Exercise data section start

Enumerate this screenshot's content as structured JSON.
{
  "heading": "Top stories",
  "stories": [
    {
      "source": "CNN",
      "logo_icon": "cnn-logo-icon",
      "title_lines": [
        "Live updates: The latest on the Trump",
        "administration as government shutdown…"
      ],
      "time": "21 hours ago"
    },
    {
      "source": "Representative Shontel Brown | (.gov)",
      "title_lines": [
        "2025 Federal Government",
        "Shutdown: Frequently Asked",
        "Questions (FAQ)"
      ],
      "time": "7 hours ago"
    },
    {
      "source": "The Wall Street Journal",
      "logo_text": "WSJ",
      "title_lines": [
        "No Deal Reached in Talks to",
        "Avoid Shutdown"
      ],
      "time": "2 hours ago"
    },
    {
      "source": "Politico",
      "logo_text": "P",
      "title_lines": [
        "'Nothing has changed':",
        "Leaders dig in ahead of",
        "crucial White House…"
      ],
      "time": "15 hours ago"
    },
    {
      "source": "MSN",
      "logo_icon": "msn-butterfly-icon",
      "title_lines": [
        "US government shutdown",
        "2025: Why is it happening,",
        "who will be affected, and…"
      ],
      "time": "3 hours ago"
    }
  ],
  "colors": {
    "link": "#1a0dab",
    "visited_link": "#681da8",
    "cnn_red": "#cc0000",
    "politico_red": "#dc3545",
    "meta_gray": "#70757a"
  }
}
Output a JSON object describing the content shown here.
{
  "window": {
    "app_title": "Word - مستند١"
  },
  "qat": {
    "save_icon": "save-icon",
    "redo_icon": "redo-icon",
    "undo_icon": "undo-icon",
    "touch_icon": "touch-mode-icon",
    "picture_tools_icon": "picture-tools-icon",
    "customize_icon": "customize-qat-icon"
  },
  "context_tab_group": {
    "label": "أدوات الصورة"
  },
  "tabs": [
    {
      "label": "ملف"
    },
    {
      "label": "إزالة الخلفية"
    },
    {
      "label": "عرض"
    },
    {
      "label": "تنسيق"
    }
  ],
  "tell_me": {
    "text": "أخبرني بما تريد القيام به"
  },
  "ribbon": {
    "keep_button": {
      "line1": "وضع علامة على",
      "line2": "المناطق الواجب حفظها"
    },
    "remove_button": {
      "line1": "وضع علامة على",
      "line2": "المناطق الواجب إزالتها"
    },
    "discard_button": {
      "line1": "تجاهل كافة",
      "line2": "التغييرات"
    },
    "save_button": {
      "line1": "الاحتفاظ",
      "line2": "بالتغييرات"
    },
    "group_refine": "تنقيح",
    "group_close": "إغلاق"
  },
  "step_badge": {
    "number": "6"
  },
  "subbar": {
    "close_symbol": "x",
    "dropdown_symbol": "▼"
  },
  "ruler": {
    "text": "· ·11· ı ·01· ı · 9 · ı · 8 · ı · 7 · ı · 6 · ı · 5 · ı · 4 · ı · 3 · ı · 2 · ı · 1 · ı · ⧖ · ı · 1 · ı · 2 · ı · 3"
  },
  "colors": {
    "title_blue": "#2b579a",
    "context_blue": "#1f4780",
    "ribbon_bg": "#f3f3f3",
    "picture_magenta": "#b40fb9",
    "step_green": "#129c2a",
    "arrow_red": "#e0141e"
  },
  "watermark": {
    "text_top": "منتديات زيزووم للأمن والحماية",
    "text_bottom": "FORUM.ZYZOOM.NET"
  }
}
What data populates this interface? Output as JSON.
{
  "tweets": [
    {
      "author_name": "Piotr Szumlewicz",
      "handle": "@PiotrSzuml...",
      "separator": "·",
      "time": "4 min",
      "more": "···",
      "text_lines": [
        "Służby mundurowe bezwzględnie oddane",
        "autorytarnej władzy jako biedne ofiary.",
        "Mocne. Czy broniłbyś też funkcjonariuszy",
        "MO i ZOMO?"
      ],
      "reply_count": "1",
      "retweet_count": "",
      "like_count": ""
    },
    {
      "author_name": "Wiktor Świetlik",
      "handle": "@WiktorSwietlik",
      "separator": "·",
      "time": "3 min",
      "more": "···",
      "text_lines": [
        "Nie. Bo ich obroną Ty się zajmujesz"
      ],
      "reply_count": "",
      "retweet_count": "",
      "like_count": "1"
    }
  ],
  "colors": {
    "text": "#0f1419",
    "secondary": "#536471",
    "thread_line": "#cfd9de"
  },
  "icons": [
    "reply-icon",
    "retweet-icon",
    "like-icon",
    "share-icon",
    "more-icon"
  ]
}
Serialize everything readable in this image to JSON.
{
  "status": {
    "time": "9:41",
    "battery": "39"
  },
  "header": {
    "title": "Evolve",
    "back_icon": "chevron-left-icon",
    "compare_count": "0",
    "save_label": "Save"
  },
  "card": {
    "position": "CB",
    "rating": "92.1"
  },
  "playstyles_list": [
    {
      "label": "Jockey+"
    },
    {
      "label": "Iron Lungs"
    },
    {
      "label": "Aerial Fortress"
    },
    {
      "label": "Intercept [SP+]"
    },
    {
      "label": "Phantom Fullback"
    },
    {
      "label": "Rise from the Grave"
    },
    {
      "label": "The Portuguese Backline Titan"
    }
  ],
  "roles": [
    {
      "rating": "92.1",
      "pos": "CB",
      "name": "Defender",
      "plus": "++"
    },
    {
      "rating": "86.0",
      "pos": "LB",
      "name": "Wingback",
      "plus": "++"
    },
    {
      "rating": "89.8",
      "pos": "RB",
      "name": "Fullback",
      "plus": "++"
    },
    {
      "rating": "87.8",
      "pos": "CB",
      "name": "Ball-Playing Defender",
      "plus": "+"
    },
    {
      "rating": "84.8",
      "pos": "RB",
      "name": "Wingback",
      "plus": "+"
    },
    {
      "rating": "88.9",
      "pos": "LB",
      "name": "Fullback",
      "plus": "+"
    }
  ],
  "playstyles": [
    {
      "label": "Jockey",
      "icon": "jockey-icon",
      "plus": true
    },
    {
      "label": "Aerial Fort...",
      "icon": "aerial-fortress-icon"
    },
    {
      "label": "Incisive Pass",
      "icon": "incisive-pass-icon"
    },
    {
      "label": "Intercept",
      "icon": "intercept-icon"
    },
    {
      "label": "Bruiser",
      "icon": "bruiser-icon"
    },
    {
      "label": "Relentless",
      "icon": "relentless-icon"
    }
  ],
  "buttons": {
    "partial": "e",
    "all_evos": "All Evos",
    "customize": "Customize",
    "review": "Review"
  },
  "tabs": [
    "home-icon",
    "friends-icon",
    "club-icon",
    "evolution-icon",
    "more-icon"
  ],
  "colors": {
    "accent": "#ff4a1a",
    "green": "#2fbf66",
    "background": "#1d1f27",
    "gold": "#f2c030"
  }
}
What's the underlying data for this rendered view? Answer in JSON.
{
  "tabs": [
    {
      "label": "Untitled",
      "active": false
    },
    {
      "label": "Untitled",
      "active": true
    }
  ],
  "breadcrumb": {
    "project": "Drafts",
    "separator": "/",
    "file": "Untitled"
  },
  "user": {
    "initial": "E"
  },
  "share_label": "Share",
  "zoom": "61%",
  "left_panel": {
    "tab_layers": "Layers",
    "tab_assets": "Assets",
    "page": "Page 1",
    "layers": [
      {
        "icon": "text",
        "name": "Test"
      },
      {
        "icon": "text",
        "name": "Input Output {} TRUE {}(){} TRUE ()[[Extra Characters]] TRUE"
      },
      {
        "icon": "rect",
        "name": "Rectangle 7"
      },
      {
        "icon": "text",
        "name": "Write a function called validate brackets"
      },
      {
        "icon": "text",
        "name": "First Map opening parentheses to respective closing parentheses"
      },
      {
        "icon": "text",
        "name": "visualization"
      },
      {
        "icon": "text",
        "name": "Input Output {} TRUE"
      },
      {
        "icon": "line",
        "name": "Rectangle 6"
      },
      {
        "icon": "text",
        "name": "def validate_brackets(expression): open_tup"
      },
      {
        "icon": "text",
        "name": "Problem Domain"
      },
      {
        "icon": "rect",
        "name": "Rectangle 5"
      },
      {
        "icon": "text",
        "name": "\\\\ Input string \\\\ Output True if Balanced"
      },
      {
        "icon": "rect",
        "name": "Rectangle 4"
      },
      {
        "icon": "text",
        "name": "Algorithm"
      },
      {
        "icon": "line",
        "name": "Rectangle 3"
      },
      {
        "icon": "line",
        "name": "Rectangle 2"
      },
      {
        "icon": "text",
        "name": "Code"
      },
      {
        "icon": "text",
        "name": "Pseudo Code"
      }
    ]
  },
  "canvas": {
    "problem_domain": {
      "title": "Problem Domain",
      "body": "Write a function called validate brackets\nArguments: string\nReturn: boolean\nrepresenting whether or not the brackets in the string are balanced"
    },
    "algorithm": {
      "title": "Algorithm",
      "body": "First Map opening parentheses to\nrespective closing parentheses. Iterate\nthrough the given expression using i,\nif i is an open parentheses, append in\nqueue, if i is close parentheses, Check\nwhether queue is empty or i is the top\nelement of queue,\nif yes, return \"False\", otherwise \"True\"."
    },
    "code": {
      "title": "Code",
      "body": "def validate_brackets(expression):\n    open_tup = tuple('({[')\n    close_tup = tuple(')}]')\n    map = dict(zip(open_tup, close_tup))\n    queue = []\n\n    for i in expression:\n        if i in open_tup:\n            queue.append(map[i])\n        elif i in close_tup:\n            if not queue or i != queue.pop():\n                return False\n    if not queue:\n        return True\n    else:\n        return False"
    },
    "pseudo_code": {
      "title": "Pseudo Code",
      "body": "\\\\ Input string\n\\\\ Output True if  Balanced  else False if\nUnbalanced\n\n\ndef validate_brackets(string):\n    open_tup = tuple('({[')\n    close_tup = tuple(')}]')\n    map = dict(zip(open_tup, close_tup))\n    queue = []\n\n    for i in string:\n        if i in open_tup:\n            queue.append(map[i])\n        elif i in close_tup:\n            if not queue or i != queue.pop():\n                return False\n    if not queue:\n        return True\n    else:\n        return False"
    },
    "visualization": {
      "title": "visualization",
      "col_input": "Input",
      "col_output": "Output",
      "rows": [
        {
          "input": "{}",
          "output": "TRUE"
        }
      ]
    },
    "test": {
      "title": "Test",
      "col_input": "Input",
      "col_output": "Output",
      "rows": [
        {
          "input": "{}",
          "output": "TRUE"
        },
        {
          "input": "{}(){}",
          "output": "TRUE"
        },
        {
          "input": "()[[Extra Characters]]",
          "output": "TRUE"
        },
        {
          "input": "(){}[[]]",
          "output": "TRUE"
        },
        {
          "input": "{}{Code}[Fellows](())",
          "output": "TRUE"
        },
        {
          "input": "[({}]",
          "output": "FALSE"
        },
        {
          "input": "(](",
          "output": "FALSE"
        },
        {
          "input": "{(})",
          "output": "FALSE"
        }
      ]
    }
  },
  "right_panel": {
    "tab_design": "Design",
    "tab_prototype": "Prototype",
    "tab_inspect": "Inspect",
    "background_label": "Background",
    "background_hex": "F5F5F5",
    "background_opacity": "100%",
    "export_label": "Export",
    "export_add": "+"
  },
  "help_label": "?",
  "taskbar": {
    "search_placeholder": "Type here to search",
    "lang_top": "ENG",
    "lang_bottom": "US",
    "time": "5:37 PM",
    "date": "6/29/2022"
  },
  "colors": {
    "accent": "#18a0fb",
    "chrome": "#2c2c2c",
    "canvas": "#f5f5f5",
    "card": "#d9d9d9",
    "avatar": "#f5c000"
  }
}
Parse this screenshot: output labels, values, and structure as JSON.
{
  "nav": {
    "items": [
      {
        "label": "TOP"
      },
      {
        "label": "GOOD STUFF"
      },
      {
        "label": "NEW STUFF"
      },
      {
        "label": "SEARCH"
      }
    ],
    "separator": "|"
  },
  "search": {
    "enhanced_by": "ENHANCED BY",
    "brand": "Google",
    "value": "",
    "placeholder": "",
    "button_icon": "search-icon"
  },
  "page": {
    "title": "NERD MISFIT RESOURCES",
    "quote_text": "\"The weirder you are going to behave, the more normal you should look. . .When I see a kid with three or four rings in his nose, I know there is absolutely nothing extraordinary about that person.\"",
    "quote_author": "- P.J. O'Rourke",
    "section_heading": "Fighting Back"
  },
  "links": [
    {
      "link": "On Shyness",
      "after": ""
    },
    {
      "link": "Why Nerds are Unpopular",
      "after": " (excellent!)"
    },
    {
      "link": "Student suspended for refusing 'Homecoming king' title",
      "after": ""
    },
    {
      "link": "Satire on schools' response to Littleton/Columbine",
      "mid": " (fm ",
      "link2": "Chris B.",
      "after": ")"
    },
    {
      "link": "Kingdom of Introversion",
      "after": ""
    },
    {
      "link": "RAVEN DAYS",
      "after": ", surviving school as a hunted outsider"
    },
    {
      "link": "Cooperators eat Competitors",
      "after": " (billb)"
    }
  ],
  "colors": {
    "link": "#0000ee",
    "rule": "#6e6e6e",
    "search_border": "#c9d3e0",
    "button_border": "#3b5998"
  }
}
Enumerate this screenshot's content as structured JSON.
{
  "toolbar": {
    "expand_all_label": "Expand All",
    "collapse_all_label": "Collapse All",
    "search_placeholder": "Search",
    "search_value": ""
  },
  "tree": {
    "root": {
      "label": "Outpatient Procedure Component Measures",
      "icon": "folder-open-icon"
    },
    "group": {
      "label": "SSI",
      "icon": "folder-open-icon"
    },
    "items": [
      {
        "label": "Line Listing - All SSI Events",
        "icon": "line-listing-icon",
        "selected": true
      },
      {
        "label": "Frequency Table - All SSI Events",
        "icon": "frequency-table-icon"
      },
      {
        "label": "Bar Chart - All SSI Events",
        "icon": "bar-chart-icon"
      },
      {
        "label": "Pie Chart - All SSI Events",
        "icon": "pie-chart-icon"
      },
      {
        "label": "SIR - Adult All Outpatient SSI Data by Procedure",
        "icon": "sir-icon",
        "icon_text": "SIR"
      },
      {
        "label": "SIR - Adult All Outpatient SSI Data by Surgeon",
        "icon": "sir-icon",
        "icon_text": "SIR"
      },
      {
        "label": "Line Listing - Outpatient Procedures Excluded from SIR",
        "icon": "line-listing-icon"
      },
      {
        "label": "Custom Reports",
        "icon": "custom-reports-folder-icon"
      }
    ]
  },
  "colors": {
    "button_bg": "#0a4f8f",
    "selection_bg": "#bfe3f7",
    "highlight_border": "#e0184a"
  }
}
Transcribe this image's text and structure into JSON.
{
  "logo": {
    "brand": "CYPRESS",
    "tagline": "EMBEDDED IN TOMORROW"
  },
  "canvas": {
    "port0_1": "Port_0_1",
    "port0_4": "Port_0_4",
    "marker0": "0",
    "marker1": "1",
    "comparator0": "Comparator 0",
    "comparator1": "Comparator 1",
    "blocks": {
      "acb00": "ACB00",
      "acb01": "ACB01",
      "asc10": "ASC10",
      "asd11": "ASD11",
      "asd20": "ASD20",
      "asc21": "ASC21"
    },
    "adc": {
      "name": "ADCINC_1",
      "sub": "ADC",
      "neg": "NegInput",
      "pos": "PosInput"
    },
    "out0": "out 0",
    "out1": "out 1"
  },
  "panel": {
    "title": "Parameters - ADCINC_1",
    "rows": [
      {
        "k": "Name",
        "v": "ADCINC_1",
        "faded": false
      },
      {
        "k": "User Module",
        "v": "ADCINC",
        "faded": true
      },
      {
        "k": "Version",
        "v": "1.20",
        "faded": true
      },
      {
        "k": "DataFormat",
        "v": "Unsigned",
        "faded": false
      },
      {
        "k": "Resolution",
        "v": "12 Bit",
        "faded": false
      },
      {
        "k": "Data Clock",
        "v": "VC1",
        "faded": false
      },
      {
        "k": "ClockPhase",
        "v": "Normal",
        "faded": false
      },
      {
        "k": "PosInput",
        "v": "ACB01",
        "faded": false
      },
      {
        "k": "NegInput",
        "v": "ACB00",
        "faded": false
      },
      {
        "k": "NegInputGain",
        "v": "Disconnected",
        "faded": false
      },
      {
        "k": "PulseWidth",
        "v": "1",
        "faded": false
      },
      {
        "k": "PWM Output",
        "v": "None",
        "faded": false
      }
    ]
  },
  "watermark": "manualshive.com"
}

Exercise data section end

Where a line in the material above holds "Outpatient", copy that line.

Problem solution:
      "label": "Outpatient Procedure Component Measures",
        "label": "SIR - Adult All Outpatient SSI Data by Procedure",
        "label": "SIR - Adult All Outpatient SSI Data by Surgeon",
        "label": "Line Listing - Outpatient Procedures Excluded from SIR",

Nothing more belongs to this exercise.